To give you some idea of the pit of problems you’re going to get into if you want to create, expert and embed your e-book, these are the formats to choose from when publishing ebooks:
To produce one of these, you’ll need a working knowledge of XHTML, CSS; an XML for the book framework, like the table of contents, cover art, and so on. Suffice to say, you don’t learn this in “Writers’ School 101” and expertise in Microsoft Office does not help. I did try though, and I still have a few “tests” sitting around in the Apple i-Store that are best forgotten. Learning that creating a webpage is not about creatively cutting and pasting bits of text and pretty pictures was quite disheartening. Learning teeny, tiny bits of coding and what happens to your look-and-feel if you do this, that, or the other thing, by myself, through trial and error, was utterly awful and not recommended. And to think programmers do that for a living! All I can say is: Respect.
Blog to book
It’s interesting that there are many plugins (little programmes) for doing the opposite of what I was aiming for, namely converting your blog into a printed book or e-book, for instance Anthologize, which allows you to put your blog content into a printed book, and BookPress Client, which lets you put your WordPress blog contents as eBooks, and there are many plugins that allow you to embed sell your e-book online. That’s not what I wanted. I already had the contents as a printed book, with flip-through preview, as well as an e-book, available on the Blurb.com website. The problem was that Blurb does not publish any book without a price.

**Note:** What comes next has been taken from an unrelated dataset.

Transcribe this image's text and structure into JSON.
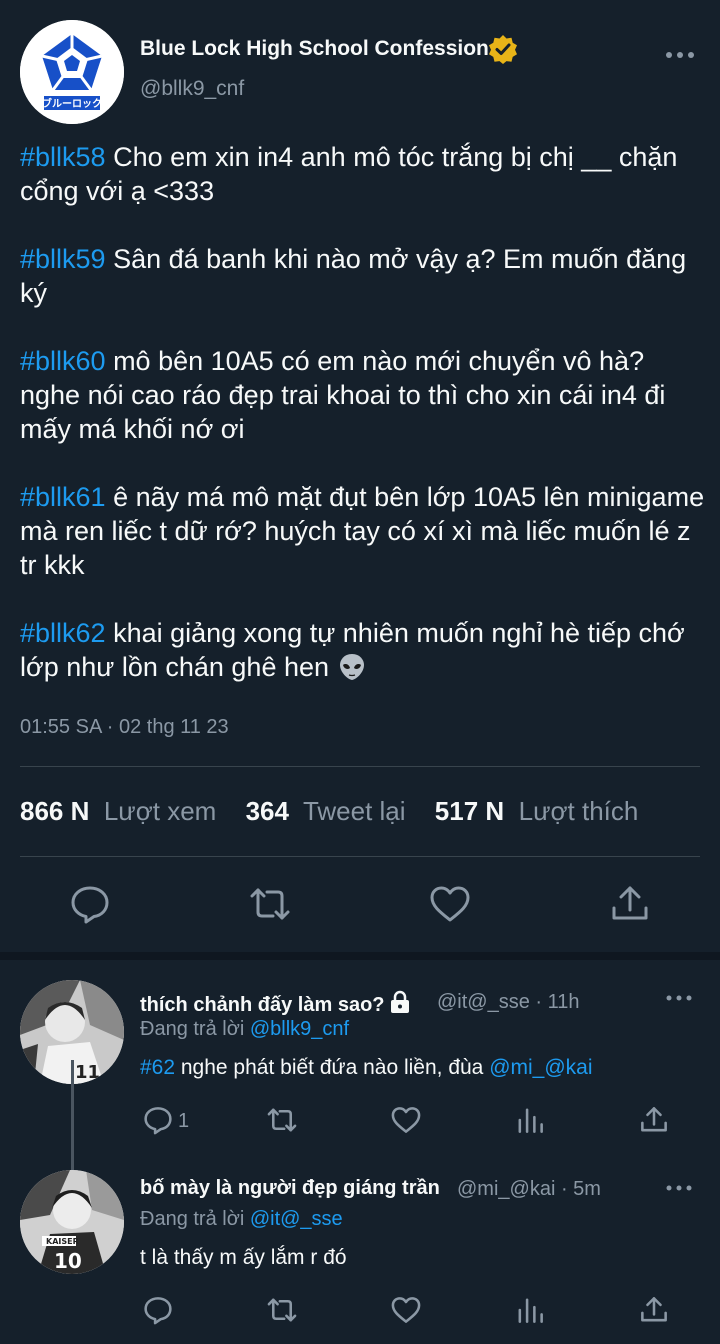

The assumption is that all publications are for sale, regardless of how small that margin is. My requirement to have the information available for free since it is not for profit and, in fact, my hobby, is uncommon. They said they had never even considered the option!
Book to blog
Stuck at a loss, I decided to do it the hard way. I converted my book into a blog, or rather an HTML version of itself. WordPress, this site’s platform, uses HTML and CSS. This means that what you, as a reader, sees, is not what it looks like. Every picture, word, hyphen, colour, literally everything, is code. If you want to add “book-like” things to your pages, you have to embed foreign bits and pieces of code in the WordPress codex, which is a nightmare. Like a body trying to rid itself of an ingrown toenail, it rejects the nail in a suppurating mess.
Thus, my requirement for typical bookish things – footnotes, indexes, contents pages, in-page anchors, cross-referencing, quotes, annotations, addenda, and a huge mass of text – led to a load of problems. The book also had close on 130 images to insert. It generated a lot of very ugly, messy code. Sometimes all I could do was delete and start over. Having to achieve the look-and-feel of a book – and one book in particular of course – within the constraints of using a commercial template, was no joke either. I spent days staring cross-eyed at the screen trying to figure out why certain coding did not work.
The end product will certainly not please any publisher worth their salt – alignment and run-on problems, the occasional typo, pages that are too long, etc. But, having done the work, learned the lessons, and brought a bit of the past into Now, anyone who’s interested can read it, use the information, get the photos, tie my lineages up with theirs.